Note: if you’re interested in this concept of data as an asset, you might be interested in this 2017 book by Douglas B Laney, Infonomics: How to Monetize, Manage, and Measure Information as an Asset for Competitive Advantage.
This is my favourite field when it comes to forecasting trends for CRM because I know so little about it and I’m hungry to know more. Still, the one thing I tabled when I first learned about this peer-to-peer network technology is its possible role in the data ETL process (extract, transform, load) and/or data storage. When you think about the value of athlete performance data or player contracts when it comes to the transfer window, maybe 2021 will be the year we see blockchain supporting more than supply chains and cryptocurrencies.
More CRM trends in 2021
There are so many articles out there that discuss various CRM and data-related trends in 2021 so I’ve listed three of my favourites.
Top of the list is Gartner’s Top Strategic Technology Trends for 2021, my favourite, and not just because it’s from Gartner but because it introduced me to a new concept: the Internet of Behaviour. And the line that brings this back to my interpretation of CRM is “The IoB is about using data to change behaviours”. Well worth a read.
Next is Forbes’ Top 10 Digital Transformation Trends For 2021 which covers quite a lot of ground but refers to both COVID and AI, while also highlighting CDPs (customer data platforms) and the role of data, before bringing in the principle of quantum computing. Intrigued? It’s a much longer read at 2.7k words but again, well worth it over a coffee break.
Finally, it’s Top 10 Forecasted CRM Trends in 2021 provided by Forcetalk, a huge community of Salesforce users, fans, followers, etc. Their 10 trends also reference AI and IoT but also go into mobile and social CRM along with customer experience and self-service. As you might expect, the article very much focuses on the processes that their suite of modules supports, but it nevertheless makes for fascinating reading.

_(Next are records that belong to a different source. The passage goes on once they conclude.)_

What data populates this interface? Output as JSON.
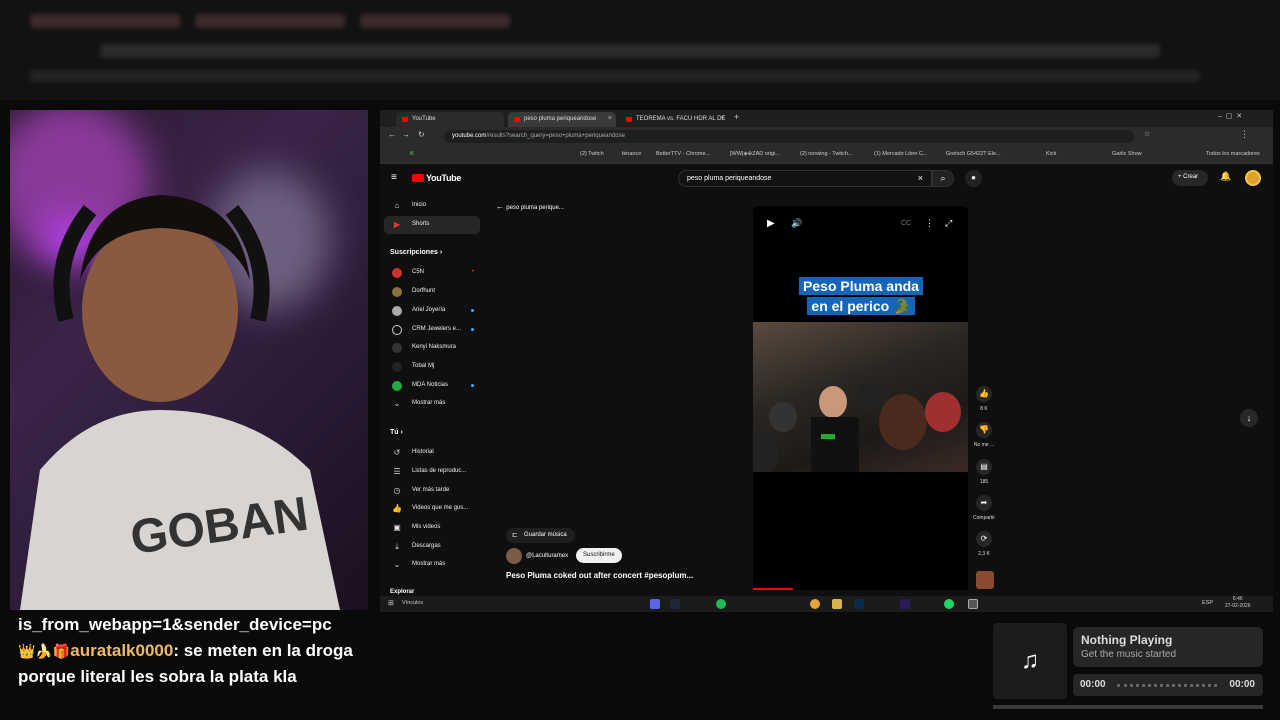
{
  "browser": {
    "tabs": [
      {
        "label": "YouTube"
      },
      {
        "label": "peso pluma periqueandose"
      },
      {
        "label": "TEOREMA vs. FACU HDR AL DE"
      }
    ],
    "url_domain": "youtube.com",
    "url_path": "/results?search_query=peso+pluma+periqueandose",
    "bookmarks": [
      "(2) Twitch",
      "binance",
      "BetterTTV - Chrome...",
      "[WW]◈⊕ZAD origi...",
      "(2) norwing - Twitch...",
      "(1) Mercado Libre C...",
      "Gretsch G5422T Ele...",
      "Kick",
      "Garlic Show",
      "Todos los marcadores"
    ]
  },
  "youtube": {
    "logo": "YouTube",
    "search_value": "peso pluma periqueandose",
    "create_label": "Crear",
    "nav": [
      {
        "label": "Inicio",
        "icon": "home-icon"
      },
      {
        "label": "Shorts",
        "icon": "shorts-icon"
      }
    ],
    "subs_heading": "Suscripciones",
    "subs": [
      {
        "label": "C5N",
        "live": true
      },
      {
        "label": "Dorfhunt"
      },
      {
        "label": "Ariel Joyería",
        "dot": true
      },
      {
        "label": "CRM Jewelers e...",
        "dot": true
      },
      {
        "label": "Kenyi Naksmura"
      },
      {
        "label": "Tobal Mj"
      },
      {
        "label": "MDA Noticias",
        "dot": true
      }
    ],
    "show_more": "Mostrar más",
    "you_heading": "Tú",
    "you_items": [
      {
        "label": "Historial",
        "icon": "history-icon"
      },
      {
        "label": "Listas de reproduc...",
        "icon": "playlist-icon"
      },
      {
        "label": "Ver más tarde",
        "icon": "clock-icon"
      },
      {
        "label": "Videos que me gus...",
        "icon": "like-icon"
      },
      {
        "label": "Mis videos",
        "icon": "video-icon"
      },
      {
        "label": "Descargas",
        "icon": "download-icon"
      }
    ],
    "show_more2": "Mostrar más",
    "explore": "Explorar",
    "back_title": "peso pluma perique...",
    "short": {
      "caption_line1": "Peso Pluma anda",
      "caption_line2": "en el perico 🐊",
      "save_music": "Guardar música",
      "channel": "@Laculturamex",
      "subscribe": "Suscribirme",
      "title": "Peso Pluma coked out after concert #pesoplum...",
      "likes": "8 K",
      "dislike": "No me ...",
      "comments": "185",
      "share": "Compartir",
      "remix": "2,3 K"
    }
  },
  "taskbar": {
    "links": "Vínculos",
    "lang": "ESP",
    "time": "6:46",
    "date": "27-02-2026"
  },
  "chat": {
    "line0": "is_from_webapp=1&sender_device=pc",
    "user": "auratalk0000",
    "message": ": se meten en la droga porque literal les sobra la plata kla"
  },
  "music": {
    "title": "Nothing Playing",
    "subtitle": "Get the music started",
    "time_start": "00:00",
    "time_end": "00:00"
  }
}
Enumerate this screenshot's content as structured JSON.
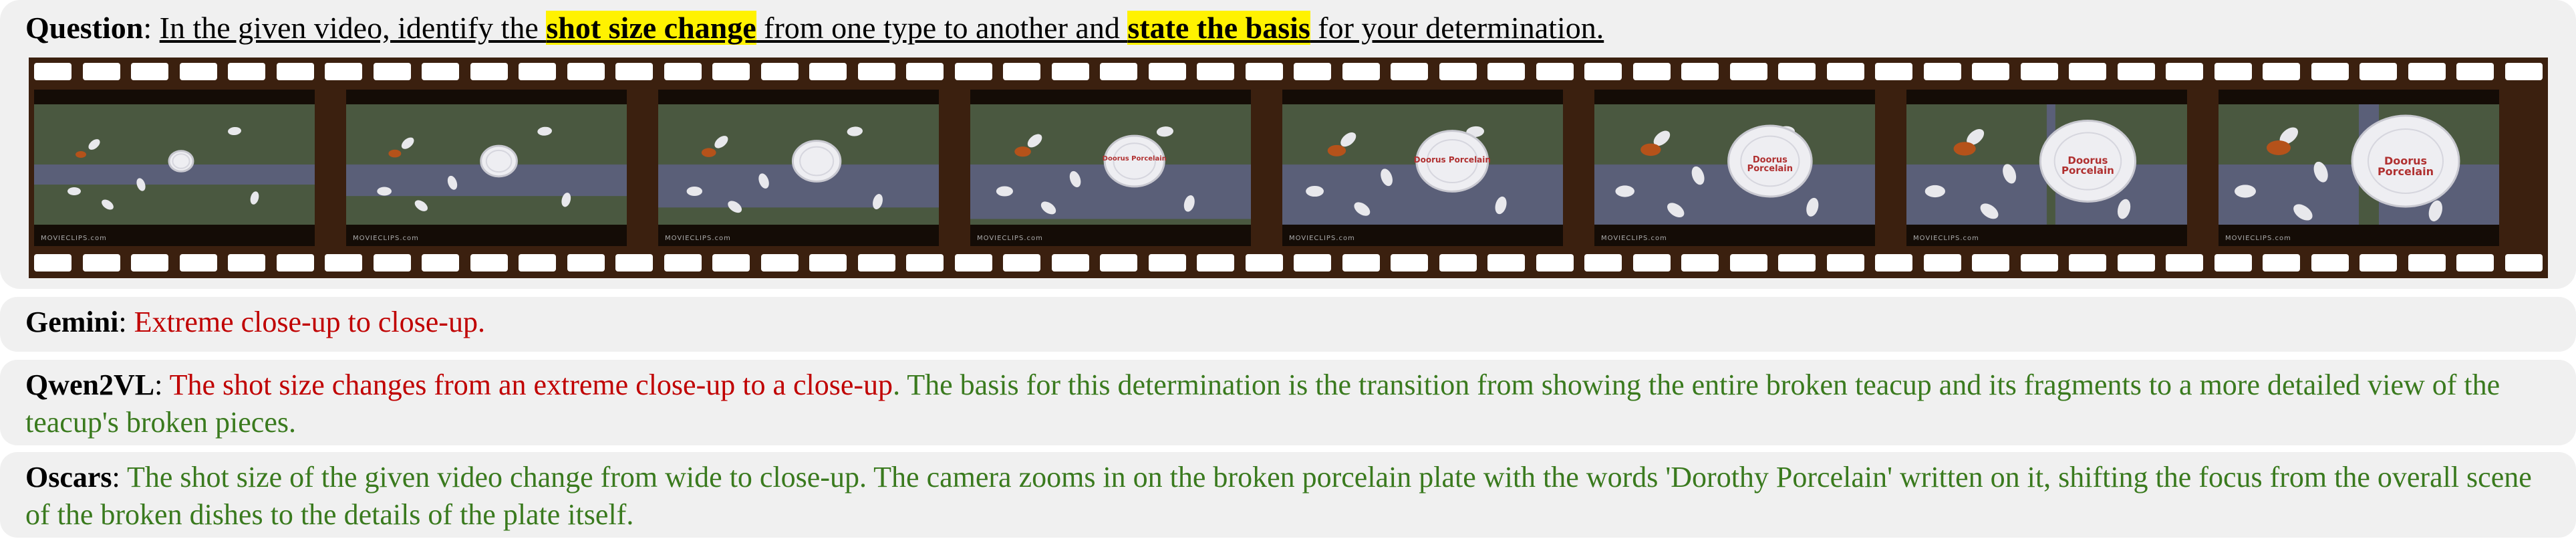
{
  "question": {
    "label": "Question",
    "sep": ": ",
    "text_1": "In the given video, identify the ",
    "highlight_1": "shot size change",
    "text_2": " from one type to another and ",
    "highlight_2": "state the basis",
    "text_3": " for your determination."
  },
  "filmstrip": {
    "frame_watermark": "MOVIECLIPS.com",
    "frames": [
      {
        "plate_text": ""
      },
      {
        "plate_text": ""
      },
      {
        "plate_text": ""
      },
      {
        "plate_text": "Doorus Porcelain"
      },
      {
        "plate_text": "Doorus Porcelain"
      },
      {
        "plate_text": "Doorus Porcelain"
      },
      {
        "plate_text": "Doorus Porcelain"
      },
      {
        "plate_text": "Doorus Porcelain"
      }
    ]
  },
  "answers": {
    "gemini": {
      "model": "Gemini",
      "sep": ": ",
      "red": "Extreme close-up to close-up.",
      "green": ""
    },
    "qwen": {
      "model": "Qwen2VL",
      "sep": ": ",
      "red": "The shot size changes from an extreme close-up to a close-up",
      "green": ". The basis for this determination is the transition from showing the entire broken teacup and its fragments to a more detailed view of the teacup's broken pieces."
    },
    "oscars": {
      "model": "Oscars",
      "sep": ": ",
      "red": "",
      "green": "The shot size of the given video change from wide to close-up. The camera zooms in on the broken porcelain plate with the words 'Dorothy Porcelain' written on it, shifting the focus from the overall scene of the broken dishes to the details of the plate itself."
    }
  }
}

Whatever CRM trends the sports industry is going to see this year, I can’t wait for Winners, our team, and our clients to be at the heart of them. Get in touch, join our Linkedin group, or sign up for our news if you’d like to join us.